# Web page and app entries
◆ ◆ ◆ ◆ ◆

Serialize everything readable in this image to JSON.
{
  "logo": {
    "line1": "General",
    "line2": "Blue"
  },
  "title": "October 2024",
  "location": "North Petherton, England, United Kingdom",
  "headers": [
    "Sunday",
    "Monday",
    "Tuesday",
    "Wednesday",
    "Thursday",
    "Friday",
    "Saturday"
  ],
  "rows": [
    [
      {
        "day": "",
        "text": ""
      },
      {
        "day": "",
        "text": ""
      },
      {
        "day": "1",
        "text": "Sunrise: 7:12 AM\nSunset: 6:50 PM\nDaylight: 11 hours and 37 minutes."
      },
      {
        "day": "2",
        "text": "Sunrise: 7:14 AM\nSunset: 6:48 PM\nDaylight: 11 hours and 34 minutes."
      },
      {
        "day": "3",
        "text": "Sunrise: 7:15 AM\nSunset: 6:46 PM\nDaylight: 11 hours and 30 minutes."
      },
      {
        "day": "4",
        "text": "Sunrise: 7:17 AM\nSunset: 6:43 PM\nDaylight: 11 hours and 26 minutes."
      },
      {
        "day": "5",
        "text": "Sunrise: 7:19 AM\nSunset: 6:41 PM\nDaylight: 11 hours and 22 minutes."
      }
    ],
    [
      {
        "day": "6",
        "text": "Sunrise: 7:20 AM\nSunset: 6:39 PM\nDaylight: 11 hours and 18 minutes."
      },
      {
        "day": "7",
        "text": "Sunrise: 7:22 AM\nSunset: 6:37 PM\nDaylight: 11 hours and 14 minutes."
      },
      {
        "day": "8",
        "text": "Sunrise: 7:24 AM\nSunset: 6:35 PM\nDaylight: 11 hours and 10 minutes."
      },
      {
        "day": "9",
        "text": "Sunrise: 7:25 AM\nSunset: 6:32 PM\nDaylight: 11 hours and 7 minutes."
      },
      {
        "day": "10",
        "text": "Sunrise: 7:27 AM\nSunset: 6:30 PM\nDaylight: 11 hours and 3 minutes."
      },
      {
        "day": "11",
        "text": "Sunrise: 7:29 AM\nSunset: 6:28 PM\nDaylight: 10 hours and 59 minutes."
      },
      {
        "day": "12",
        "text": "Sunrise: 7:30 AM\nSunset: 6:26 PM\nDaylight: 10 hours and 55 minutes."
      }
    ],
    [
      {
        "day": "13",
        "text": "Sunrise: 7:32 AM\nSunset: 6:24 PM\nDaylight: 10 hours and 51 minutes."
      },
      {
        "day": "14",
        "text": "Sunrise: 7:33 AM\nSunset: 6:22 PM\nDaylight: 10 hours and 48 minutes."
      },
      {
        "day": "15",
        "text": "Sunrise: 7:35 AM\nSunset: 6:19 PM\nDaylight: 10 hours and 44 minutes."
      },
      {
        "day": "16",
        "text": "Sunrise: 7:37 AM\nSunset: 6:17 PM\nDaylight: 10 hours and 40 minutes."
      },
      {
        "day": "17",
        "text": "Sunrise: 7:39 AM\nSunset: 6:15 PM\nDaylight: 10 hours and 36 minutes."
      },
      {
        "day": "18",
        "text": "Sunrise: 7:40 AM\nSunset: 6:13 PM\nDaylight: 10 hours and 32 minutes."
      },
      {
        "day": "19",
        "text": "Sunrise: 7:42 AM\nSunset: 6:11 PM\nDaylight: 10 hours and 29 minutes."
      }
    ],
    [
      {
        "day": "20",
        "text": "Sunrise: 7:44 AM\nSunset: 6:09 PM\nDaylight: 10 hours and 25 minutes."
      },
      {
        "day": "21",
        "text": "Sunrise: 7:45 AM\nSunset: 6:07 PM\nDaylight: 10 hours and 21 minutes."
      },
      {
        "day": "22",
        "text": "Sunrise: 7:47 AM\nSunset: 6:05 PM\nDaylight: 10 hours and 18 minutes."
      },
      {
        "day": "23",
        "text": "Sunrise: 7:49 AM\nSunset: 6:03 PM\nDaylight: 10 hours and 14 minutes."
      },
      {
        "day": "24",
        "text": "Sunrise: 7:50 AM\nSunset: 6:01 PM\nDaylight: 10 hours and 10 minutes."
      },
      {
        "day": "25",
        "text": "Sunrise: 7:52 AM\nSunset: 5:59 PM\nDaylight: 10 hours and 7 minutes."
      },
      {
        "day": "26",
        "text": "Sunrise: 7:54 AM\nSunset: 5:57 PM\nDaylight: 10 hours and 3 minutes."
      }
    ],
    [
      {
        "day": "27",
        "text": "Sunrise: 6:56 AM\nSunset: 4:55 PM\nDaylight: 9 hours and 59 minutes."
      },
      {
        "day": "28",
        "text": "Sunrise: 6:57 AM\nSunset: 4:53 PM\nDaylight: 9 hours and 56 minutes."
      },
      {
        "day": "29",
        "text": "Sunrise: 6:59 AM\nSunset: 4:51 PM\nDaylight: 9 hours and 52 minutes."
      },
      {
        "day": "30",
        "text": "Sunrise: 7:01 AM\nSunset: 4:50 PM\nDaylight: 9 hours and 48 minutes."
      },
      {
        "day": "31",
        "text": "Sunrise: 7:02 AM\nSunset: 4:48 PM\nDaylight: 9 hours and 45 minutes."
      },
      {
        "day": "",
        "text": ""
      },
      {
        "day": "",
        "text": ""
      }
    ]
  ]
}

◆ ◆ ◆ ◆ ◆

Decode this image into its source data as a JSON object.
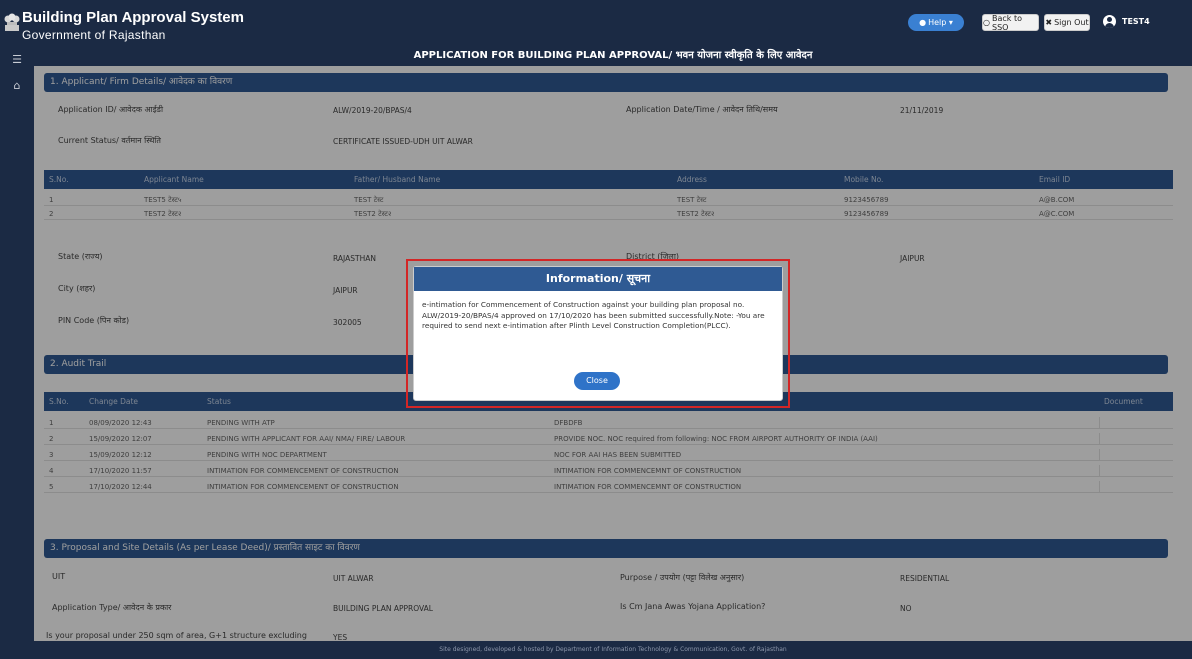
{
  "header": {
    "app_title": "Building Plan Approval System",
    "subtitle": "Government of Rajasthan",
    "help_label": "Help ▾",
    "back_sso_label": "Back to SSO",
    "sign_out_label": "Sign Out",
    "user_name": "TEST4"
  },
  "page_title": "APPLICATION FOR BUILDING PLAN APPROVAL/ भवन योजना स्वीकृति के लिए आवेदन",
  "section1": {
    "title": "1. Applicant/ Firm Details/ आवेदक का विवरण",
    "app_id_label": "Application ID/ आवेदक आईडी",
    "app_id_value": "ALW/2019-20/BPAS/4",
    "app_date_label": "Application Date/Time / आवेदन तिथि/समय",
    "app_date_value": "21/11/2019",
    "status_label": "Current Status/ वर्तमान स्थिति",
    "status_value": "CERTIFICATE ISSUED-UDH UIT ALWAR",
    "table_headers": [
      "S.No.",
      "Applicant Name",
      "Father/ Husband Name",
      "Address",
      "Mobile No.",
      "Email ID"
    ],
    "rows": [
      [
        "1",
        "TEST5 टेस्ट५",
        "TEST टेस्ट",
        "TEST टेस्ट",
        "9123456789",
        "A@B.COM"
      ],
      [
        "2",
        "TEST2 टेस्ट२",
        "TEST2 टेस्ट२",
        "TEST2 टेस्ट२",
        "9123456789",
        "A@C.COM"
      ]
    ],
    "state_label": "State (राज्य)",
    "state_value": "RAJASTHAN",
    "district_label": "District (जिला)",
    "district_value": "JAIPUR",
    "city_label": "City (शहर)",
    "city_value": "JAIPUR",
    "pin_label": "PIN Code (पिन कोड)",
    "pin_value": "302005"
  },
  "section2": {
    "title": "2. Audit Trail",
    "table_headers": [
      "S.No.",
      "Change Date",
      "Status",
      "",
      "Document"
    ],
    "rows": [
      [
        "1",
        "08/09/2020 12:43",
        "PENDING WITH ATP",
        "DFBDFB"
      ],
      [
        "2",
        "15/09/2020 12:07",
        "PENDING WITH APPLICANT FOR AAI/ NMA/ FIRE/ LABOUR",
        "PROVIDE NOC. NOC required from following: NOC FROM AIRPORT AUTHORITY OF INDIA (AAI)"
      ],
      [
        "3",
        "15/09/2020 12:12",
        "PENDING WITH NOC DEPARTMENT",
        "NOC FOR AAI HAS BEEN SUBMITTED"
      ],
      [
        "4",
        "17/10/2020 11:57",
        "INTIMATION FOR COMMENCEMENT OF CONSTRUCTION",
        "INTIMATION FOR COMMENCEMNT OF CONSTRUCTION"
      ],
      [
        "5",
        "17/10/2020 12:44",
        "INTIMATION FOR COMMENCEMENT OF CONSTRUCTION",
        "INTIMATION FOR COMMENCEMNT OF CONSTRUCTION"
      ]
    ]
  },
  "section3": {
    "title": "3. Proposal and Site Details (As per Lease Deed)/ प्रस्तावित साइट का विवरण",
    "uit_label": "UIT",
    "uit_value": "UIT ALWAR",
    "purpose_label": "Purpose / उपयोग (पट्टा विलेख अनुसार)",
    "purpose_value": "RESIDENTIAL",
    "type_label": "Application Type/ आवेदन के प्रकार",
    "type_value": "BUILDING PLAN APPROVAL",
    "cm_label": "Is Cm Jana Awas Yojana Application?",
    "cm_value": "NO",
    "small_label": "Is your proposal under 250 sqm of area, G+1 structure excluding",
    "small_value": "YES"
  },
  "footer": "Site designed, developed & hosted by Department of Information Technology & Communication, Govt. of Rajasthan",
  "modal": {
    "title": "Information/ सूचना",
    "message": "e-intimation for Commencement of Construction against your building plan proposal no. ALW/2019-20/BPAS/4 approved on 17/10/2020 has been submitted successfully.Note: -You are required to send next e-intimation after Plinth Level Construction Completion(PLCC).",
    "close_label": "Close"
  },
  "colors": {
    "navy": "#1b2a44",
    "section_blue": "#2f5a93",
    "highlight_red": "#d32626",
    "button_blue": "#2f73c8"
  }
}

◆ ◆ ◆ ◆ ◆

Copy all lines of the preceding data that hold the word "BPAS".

# RESULT FOR THIS TASK
    "app_id_value": "ALW/2019-20/BPAS/4",
    "message": "e-intimation for Commencement of Construction against your building plan proposal no. ALW/2019-20/BPAS/4 approved on 17/10/2020 has been submitted successfully.Note: -You are required to send next e-intimation after Plinth Level Construction Completion(PLCC).",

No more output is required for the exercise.